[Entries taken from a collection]
-=-=-

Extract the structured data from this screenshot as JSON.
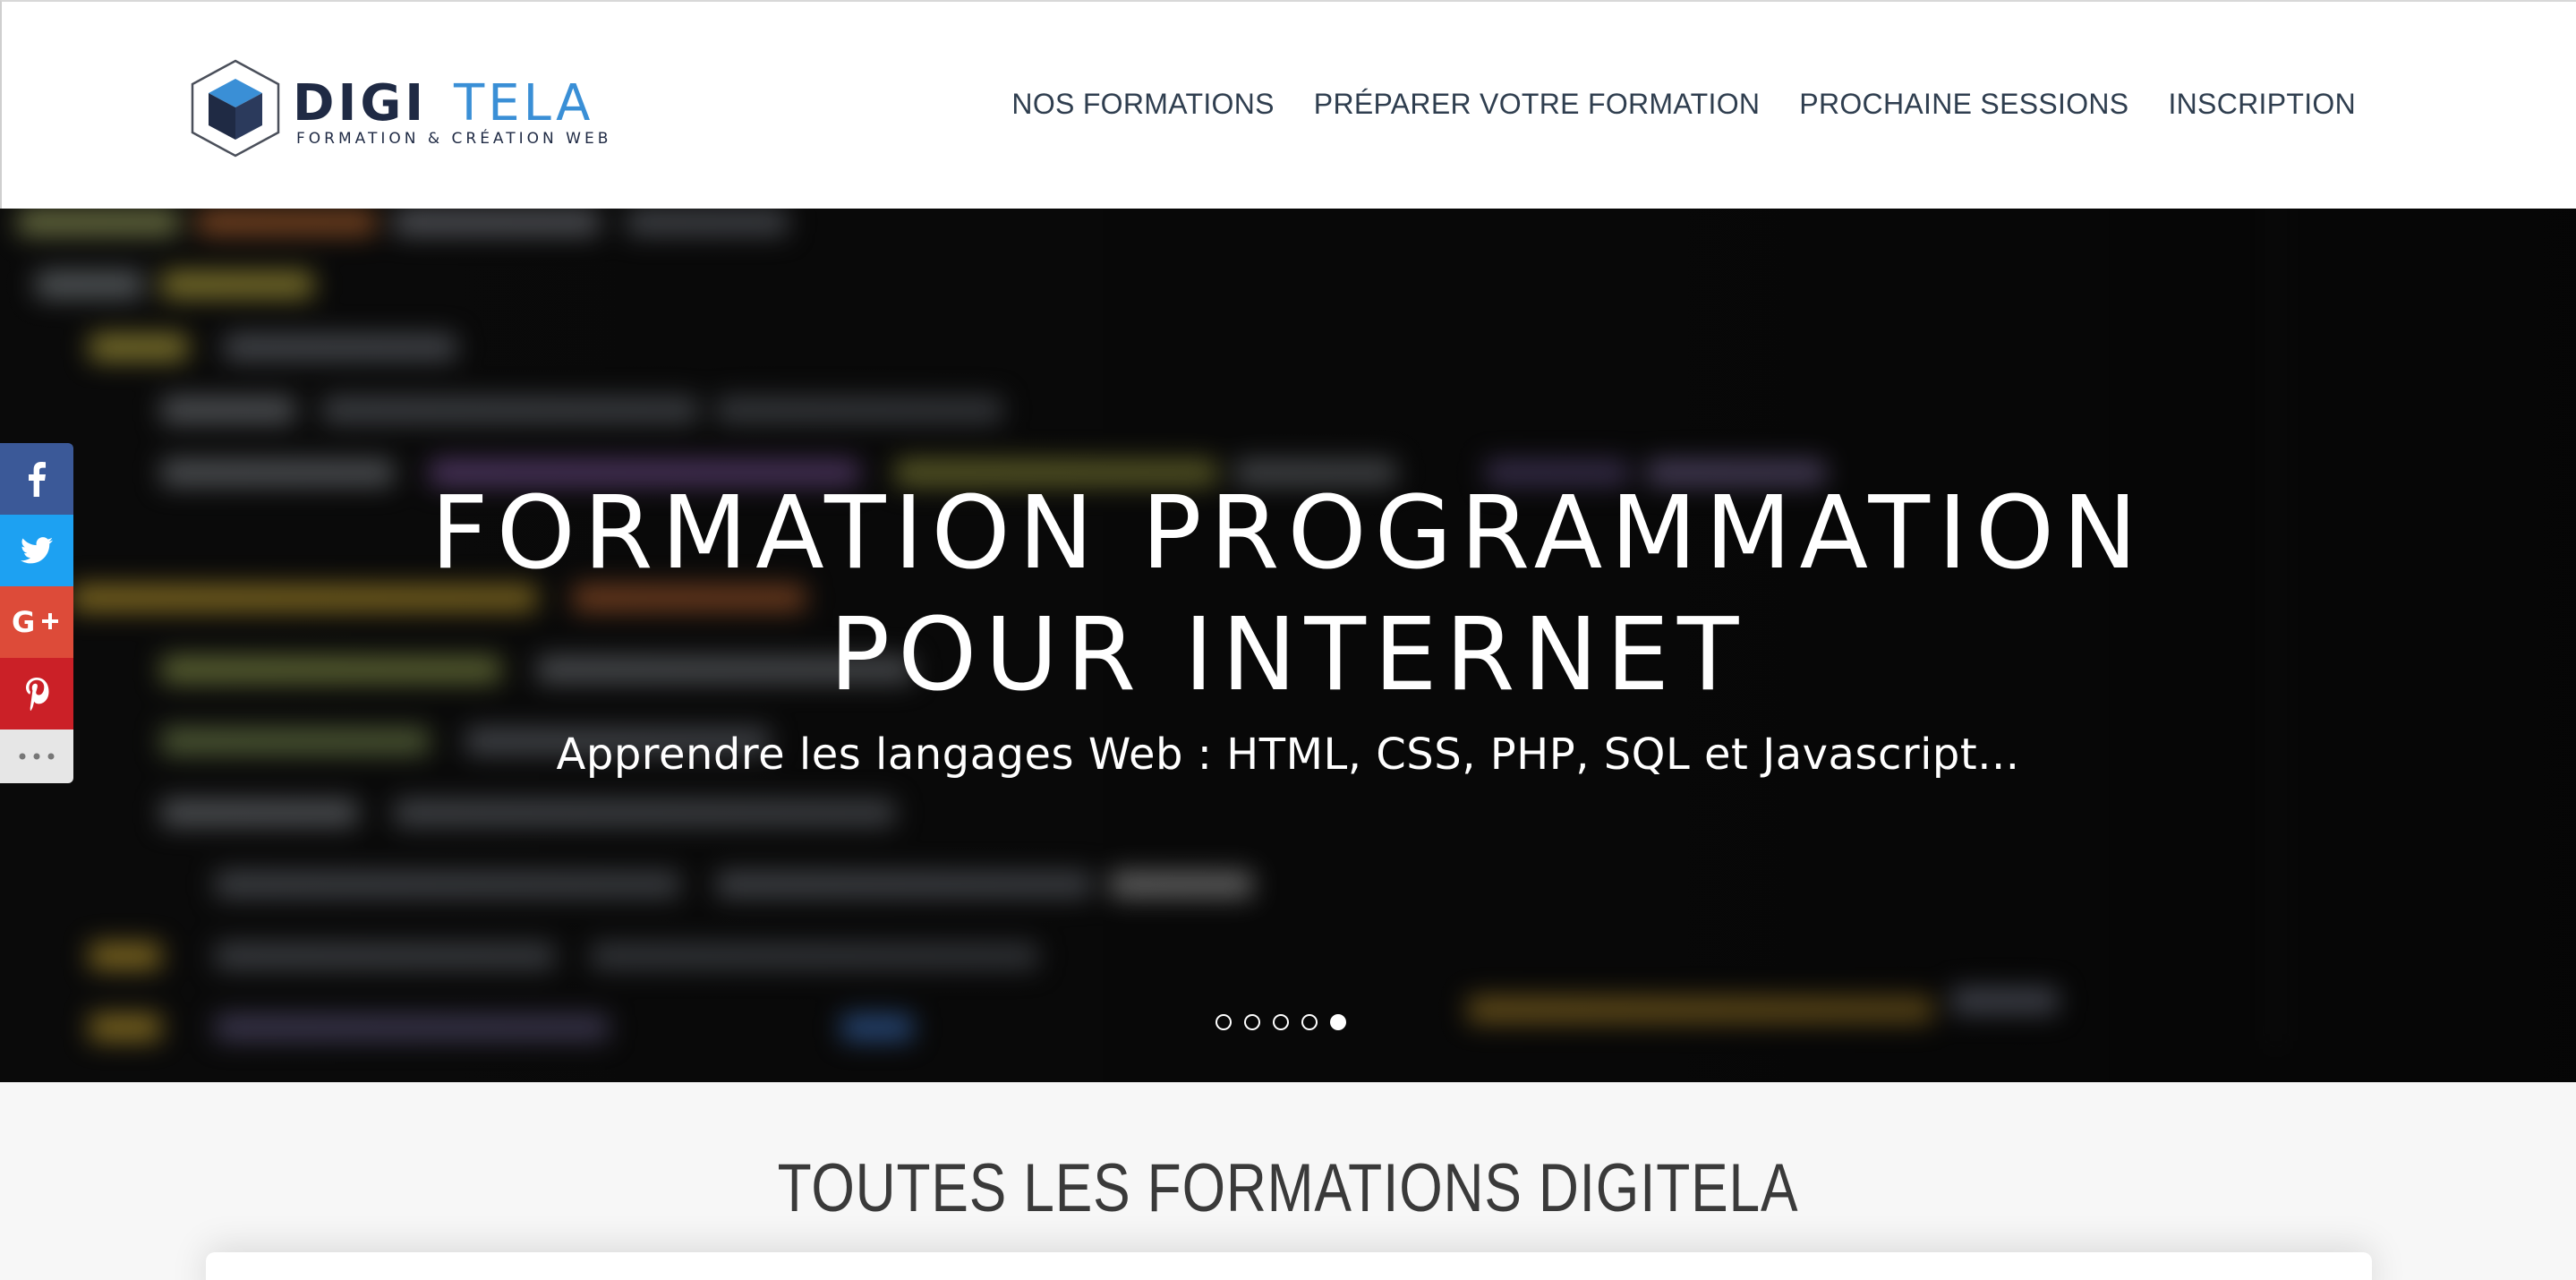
{
  "header": {
    "logo": {
      "name_part1": "DIGI",
      "name_part2": "TELA",
      "tagline": "FORMATION & CRÉATION WEB",
      "colors": {
        "dark": "#1f2a44",
        "accent": "#3a8fd6"
      }
    },
    "nav": [
      {
        "label": "NOS FORMATIONS"
      },
      {
        "label": "PRÉPARER VOTRE FORMATION"
      },
      {
        "label": "PROCHAINE SESSIONS"
      },
      {
        "label": "INSCRIPTION"
      }
    ]
  },
  "hero": {
    "title": "FORMATION PROGRAMMATION\nPOUR INTERNET",
    "subtitle": "Apprendre les langages Web : HTML, CSS, PHP, SQL et Javascript...",
    "slides_total": 5,
    "active_slide": 5
  },
  "share": {
    "buttons": [
      {
        "network": "facebook",
        "icon": "facebook-icon",
        "color": "#3b5998"
      },
      {
        "network": "twitter",
        "icon": "twitter-icon",
        "color": "#1da1f2"
      },
      {
        "network": "google-plus",
        "icon": "google-plus-icon",
        "color": "#dd4b39"
      },
      {
        "network": "pinterest",
        "icon": "pinterest-icon",
        "color": "#cb2027"
      },
      {
        "network": "more",
        "icon": "more-dots-icon",
        "color": "#e6e6e6"
      }
    ]
  },
  "section": {
    "title": "TOUTES LES FORMATIONS DIGITELA"
  }
}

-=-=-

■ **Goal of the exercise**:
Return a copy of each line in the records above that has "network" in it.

■ **Answer for the task**:
        "network": "facebook",
        "network": "twitter",
        "network": "google-plus",
        "network": "pinterest",
        "network": "more",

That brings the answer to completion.